The light-squared bishop will go to either a6 or b7, and the other black night will develop to c6 or d7.

Unsurprisingly, an effective means of development for White involves a kingside fianchetto. Where the vital pawn move for Black is …a6, White will attempt to play e4.

White must realize that capturing on a6 cannot be avoided since defending the b5 pawn with Nc3 runs into …axb5 Nxb5 ..Qa5+ Nc3 d4!

7.g3 a6 8.bxa6 Bd6 9.Bg2 0-0 10.0-0 Bxa6

Although a lot of play will take place in the center of the board, Black does have the semi-open a and b-file on the queenside. The two black bishops on d6 and b7 aim at White’s kingside while supporting the black center.

White’s strategy will depend on how Black mobilizes the center, but exchanges will deny the center essential support.
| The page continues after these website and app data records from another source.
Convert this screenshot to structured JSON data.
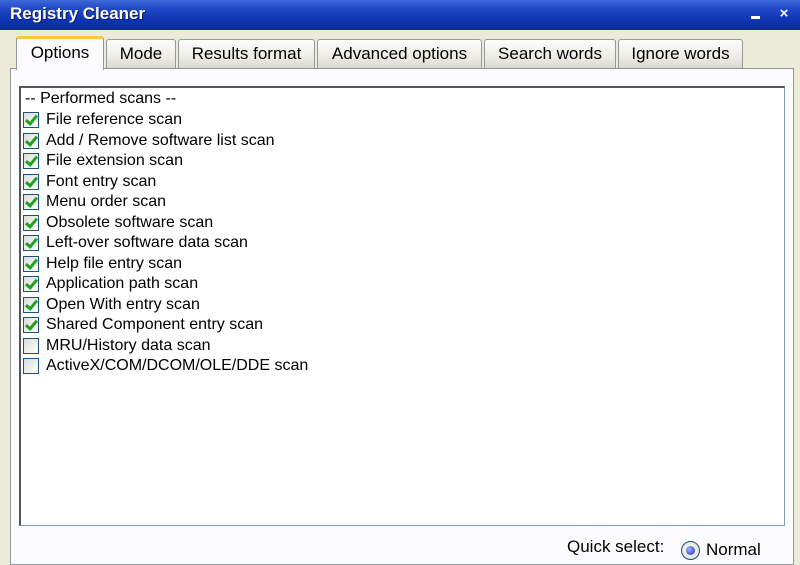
{
  "window": {
    "title": "Registry Cleaner",
    "minimize_glyph": "",
    "close_glyph": "×"
  },
  "tabs": [
    {
      "label": "Options",
      "active": true
    },
    {
      "label": "Mode",
      "active": false
    },
    {
      "label": "Results format",
      "active": false
    },
    {
      "label": "Advanced options",
      "active": false
    },
    {
      "label": "Search words",
      "active": false
    },
    {
      "label": "Ignore words",
      "active": false
    }
  ],
  "scan_list": {
    "header": "-- Performed scans --",
    "items": [
      {
        "label": "File reference scan",
        "checked": true
      },
      {
        "label": "Add / Remove software list scan",
        "checked": true
      },
      {
        "label": "File extension scan",
        "checked": true
      },
      {
        "label": "Font entry scan",
        "checked": true
      },
      {
        "label": "Menu order scan",
        "checked": true
      },
      {
        "label": "Obsolete software scan",
        "checked": true
      },
      {
        "label": "Left-over software data scan",
        "checked": true
      },
      {
        "label": "Help file entry scan",
        "checked": true
      },
      {
        "label": "Application path scan",
        "checked": true
      },
      {
        "label": "Open With entry scan",
        "checked": true
      },
      {
        "label": "Shared Component entry scan",
        "checked": true
      },
      {
        "label": "MRU/History data scan",
        "checked": false
      },
      {
        "label": "ActiveX/COM/DCOM/OLE/DDE scan",
        "checked": false
      }
    ]
  },
  "quick_select": {
    "label": "Quick select:",
    "option": "Normal",
    "selected": true
  },
  "colors": {
    "titlebar": "#0f33b0",
    "active_tab_accent": "#ffc83c",
    "check_mark": "#21a121"
  }
}
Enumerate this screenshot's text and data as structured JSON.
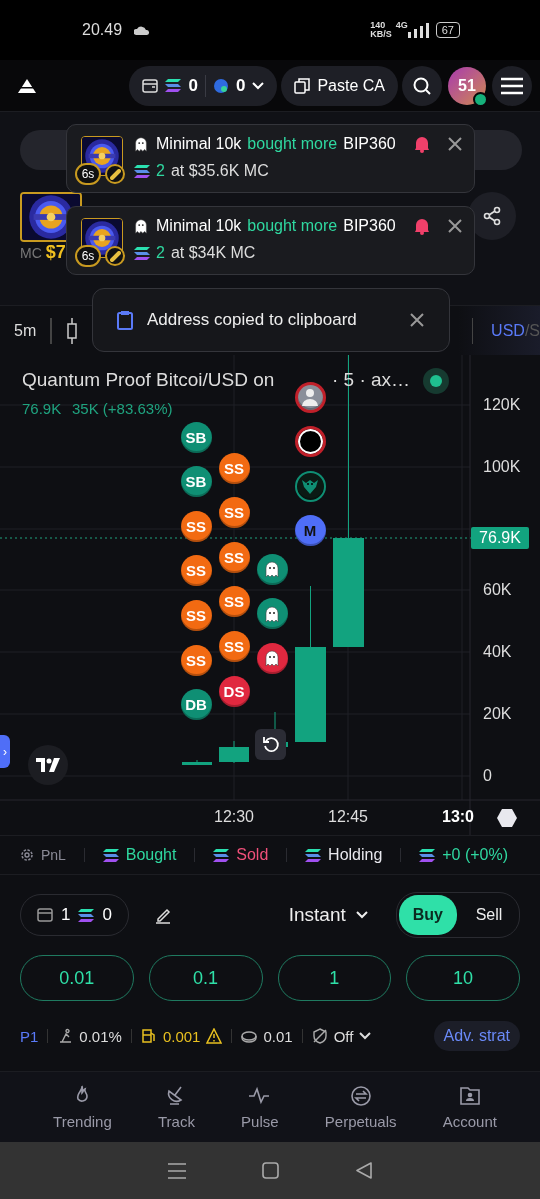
{
  "status_bar": {
    "time": "20.49",
    "speed": "140",
    "speed_unit": "KB/S",
    "network": "4G",
    "battery": "67"
  },
  "header": {
    "wallet_sol": "0",
    "wallet_points": "0",
    "paste_button": "Paste CA",
    "avatar": {
      "label": "51",
      "online": true
    }
  },
  "token": {
    "mc_label": "MC",
    "mc_value": "$7"
  },
  "toasts": [
    {
      "trader": "Minimal 10k",
      "action": "bought more",
      "token": "BIP360",
      "age": "6s",
      "amount": "2",
      "detail": "at $35.6K MC"
    },
    {
      "trader": "Minimal 10k",
      "action": "bought more",
      "token": "BIP360",
      "age": "6s",
      "amount": "2",
      "detail": "at $34K MC"
    }
  ],
  "clipboard_toast": {
    "message": "Address copied to clipboard"
  },
  "chart_toolbar": {
    "interval": "5m",
    "currency": "USD",
    "currency_alt": "/S"
  },
  "chart": {
    "title": "Quantum Proof Bitcoi/USD on",
    "title_tail": "· 5 · ax…",
    "last": "76.9K",
    "change": "35K (+83.63%)",
    "price_tag": "76.9K",
    "side_tab": "›",
    "y_labels": [
      "120K",
      "100K",
      "60K",
      "40K",
      "20K",
      "0"
    ],
    "x_labels": [
      {
        "label": "12:30",
        "bold": false
      },
      {
        "label": "12:45",
        "bold": false
      },
      {
        "label": "13:0",
        "bold": true
      }
    ],
    "marker_columns": [
      {
        "markers": [
          {
            "kind": "letters",
            "label": "SB",
            "color": "#0f8f74"
          },
          {
            "kind": "letters",
            "label": "SB",
            "color": "#0f8f74"
          },
          {
            "kind": "letters",
            "label": "SS",
            "color": "#f26a12"
          },
          {
            "kind": "letters",
            "label": "SS",
            "color": "#f26a12"
          },
          {
            "kind": "letters",
            "label": "SS",
            "color": "#f26a12"
          },
          {
            "kind": "letters",
            "label": "SS",
            "color": "#f26a12"
          },
          {
            "kind": "letters",
            "label": "DB",
            "color": "#0f8f74"
          }
        ]
      },
      {
        "markers": [
          {
            "kind": "letters",
            "label": "SS",
            "color": "#f26a12"
          },
          {
            "kind": "letters",
            "label": "SS",
            "color": "#f26a12"
          },
          {
            "kind": "letters",
            "label": "SS",
            "color": "#f26a12"
          },
          {
            "kind": "letters",
            "label": "SS",
            "color": "#f26a12"
          },
          {
            "kind": "letters",
            "label": "SS",
            "color": "#f26a12"
          },
          {
            "kind": "letters",
            "label": "DS",
            "color": "#e0283f"
          }
        ]
      },
      {
        "markers": [
          {
            "kind": "ghost",
            "color": "#0f8f74"
          },
          {
            "kind": "ghost",
            "color": "#0f8f74"
          },
          {
            "kind": "ghost",
            "color": "#e0283f"
          }
        ]
      },
      {
        "markers": [
          {
            "kind": "avatar",
            "color": "#c0202a"
          },
          {
            "kind": "ring",
            "color": "#c0202a"
          },
          {
            "kind": "bird",
            "color": "#0f8f74"
          },
          {
            "kind": "logo",
            "label": "M",
            "color": "#4f6ef7"
          }
        ]
      }
    ]
  },
  "pnl": [
    {
      "kind": "settings",
      "label": "PnL",
      "color": "#8a8a96"
    },
    {
      "kind": "sol",
      "label": "Bought",
      "color": "#2fd8a0"
    },
    {
      "kind": "sol",
      "label": "Sold",
      "color": "#f0507a"
    },
    {
      "kind": "sol",
      "label": "Holding",
      "color": "#e8e8ee"
    },
    {
      "kind": "sol",
      "label": "+0 (+0%)",
      "color": "#2fd8a0"
    }
  ],
  "trade": {
    "wallets": "1",
    "balance": "0",
    "mode": "Instant",
    "sides": [
      {
        "label": "Buy",
        "selected": true
      },
      {
        "label": "Sell",
        "selected": false
      }
    ],
    "amounts": [
      "0.01",
      "0.1",
      "1",
      "10"
    ],
    "preset": "P1",
    "slippage": "0.01%",
    "fee": "0.001",
    "tip": "0.01",
    "mev": "Off",
    "adv_button": "Adv. strat"
  },
  "nav": [
    {
      "kind": "flame",
      "label": "Trending"
    },
    {
      "kind": "dish",
      "label": "Track"
    },
    {
      "kind": "pulse",
      "label": "Pulse"
    },
    {
      "kind": "swap",
      "label": "Perpetuals"
    },
    {
      "kind": "account",
      "label": "Account"
    }
  ]
}
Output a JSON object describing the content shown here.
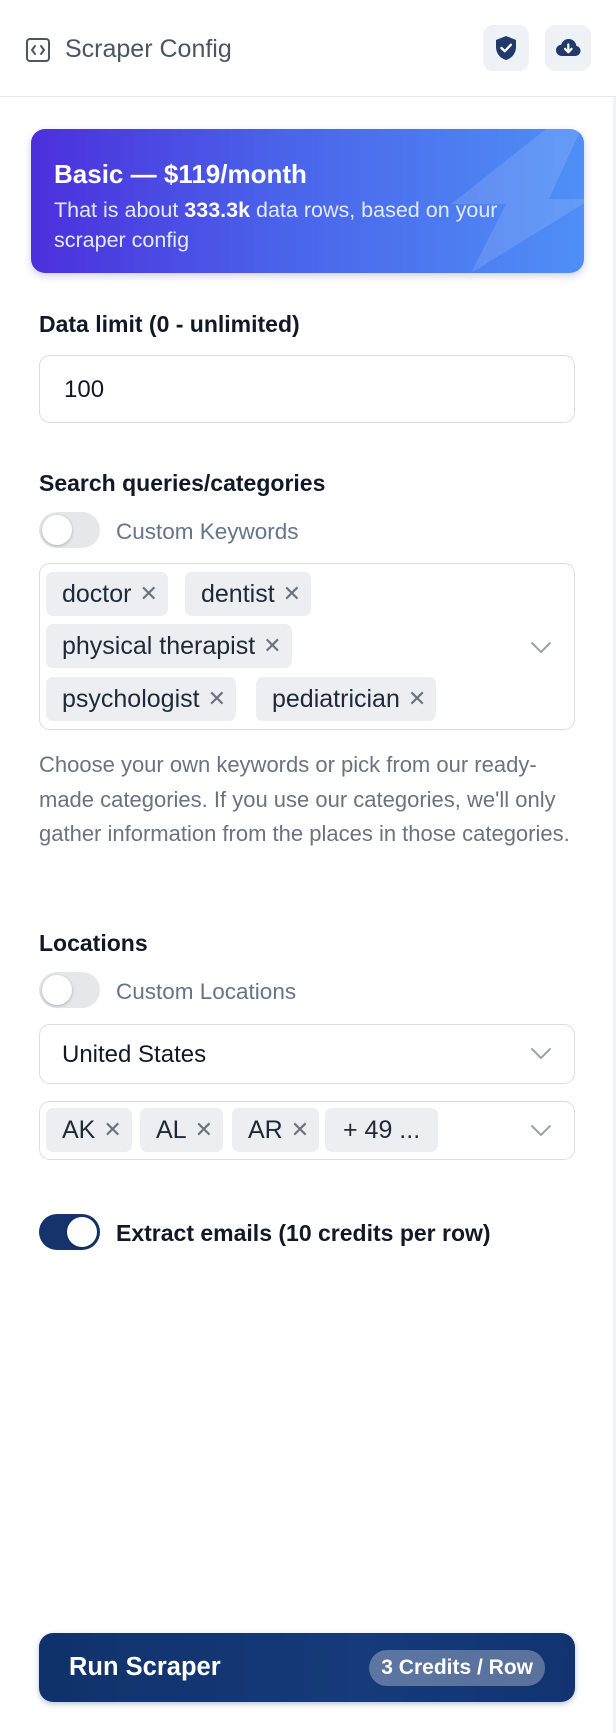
{
  "header": {
    "title": "Scraper Config",
    "icons": [
      "code-icon",
      "shield-check-icon",
      "cloud-download-icon"
    ]
  },
  "banner": {
    "title": "Basic — $119/month",
    "sub_prefix": "That is about ",
    "sub_bold": "333.3k",
    "sub_suffix": " data rows, based on your scraper config",
    "gradient_start": "#4c2fdc",
    "gradient_end": "#4f8ff6"
  },
  "data_limit": {
    "label": "Data limit (0 - unlimited)",
    "value": "100"
  },
  "queries": {
    "label": "Search queries/categories",
    "toggle_label": "Custom Keywords",
    "toggle_on": false,
    "tags": [
      "doctor",
      "dentist",
      "physical therapist",
      "psychologist",
      "pediatrician"
    ],
    "help": "Choose your own keywords or pick from our ready-made categories. If you use our categories, we'll only gather information from the places in those categories."
  },
  "locations": {
    "label": "Locations",
    "toggle_label": "Custom Locations",
    "toggle_on": false,
    "country": "United States",
    "states": [
      "AK",
      "AL",
      "AR"
    ],
    "more": "+ 49 ..."
  },
  "extract_emails": {
    "label": "Extract emails (10 credits per row)",
    "toggle_on": true
  },
  "run": {
    "label": "Run Scraper",
    "credits": "3 Credits / Row",
    "color": "#10316b"
  }
}
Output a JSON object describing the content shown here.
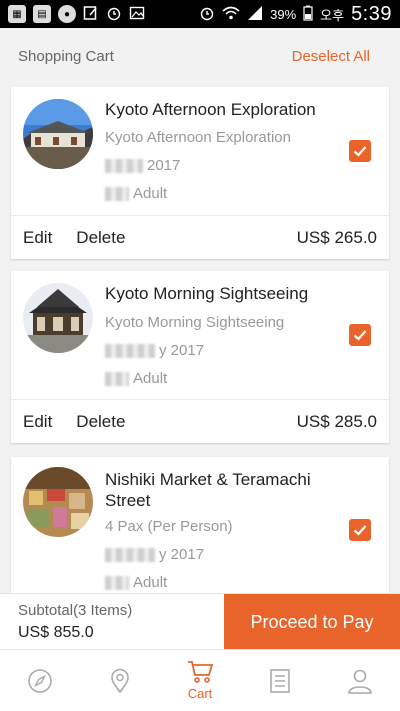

Exchanging a bishop for the f6 knight and trading light-squared bishops will benefit white.

White Declines the Blumenfeld Gambit With 5.Bg5

Although some say that the best way to refute a gambit is to accept it, sometimes discretion works equally well. If you are a positional player at heart, then declining the Blumenfeld Gambit with 5.Bg5 is likely to suit you best.

1.d4 Nf6 2.Nf3 c5 3.d5 e6 4.c4 b5 5.Bg5

White declines the Blumenfeld Gambit and adopts a more positional approach with 5.Bg5

Now it is Black’s turn to relieve the central tension and create a semi-open e-file with …exd5. By opening the e-file, Black intends to apply pressure against the e4-pawn with …Re8.

The e4 advance is necessary for White to support the pawn on d5. Here we have an imbalance between White’s pawns in the center against Black’s queenside expansion.

Black will use his advanced queenside pawns to interfere with White’s development. For example, if White develops the knight to c3, it can get harassed with …b4. Of course, Black must be sure to keep control of the c4-square, which will no longer be controlled by a pawn on b5.

5…exd5 6.cxd5 d6 7.e4 a6 8.a4 Be7 9.Bxf6 Bxf6 10.axb5 Bxb2

The dynamic play in the Blumenfeld Gambit will lead to exciting chess games. You will work on your defensive and attacking skills in one opening.

Black has the bishop pair and White greater control of the center. There is everything to play for in this position.

In Conclusion

Even though it is a gambit, the Blumenfeld Gambit is perfectly sound. The unbalanced positions make it a fighting defense suitable for players who believe in playing for a win with either color.

There are no cramped positions requiring lots of patient maneuvering in the Blumenfeld Gambit. Even in the positional 5.Bg5 line, there are lots of tactics and counter-attacks.

The Blumenfeld Gambit is an opening for players of either color to embrace joyfully. Use it to ignite your opening play and enjoy playing chess.

The Blumenfeld Gambit Frequently Asked Questions

Is the Blumenfeld Gambit good?

Yes, the Blumenfeld Gambit is a good gambit for black.

Is the Blumenfeld Gambit refuted?

No, despite how much chess engines have improved the Blumenfeld Gambit is not refuted.

Should beginners play the Blumenfeld Gambit?

No, the Blumenfeld Gambit should not be played by beginners.

What is the Blumenfeld Gambit?

The Blumenfeld Gambit is an opening for black that involves the sacrifice of an outside pawn for a central pawn.

Was this helpful? Share it with a friend :)

Join Thousands of chess players using the MoveTrainer®

Join Thousands of chess players using the MoveTrainer®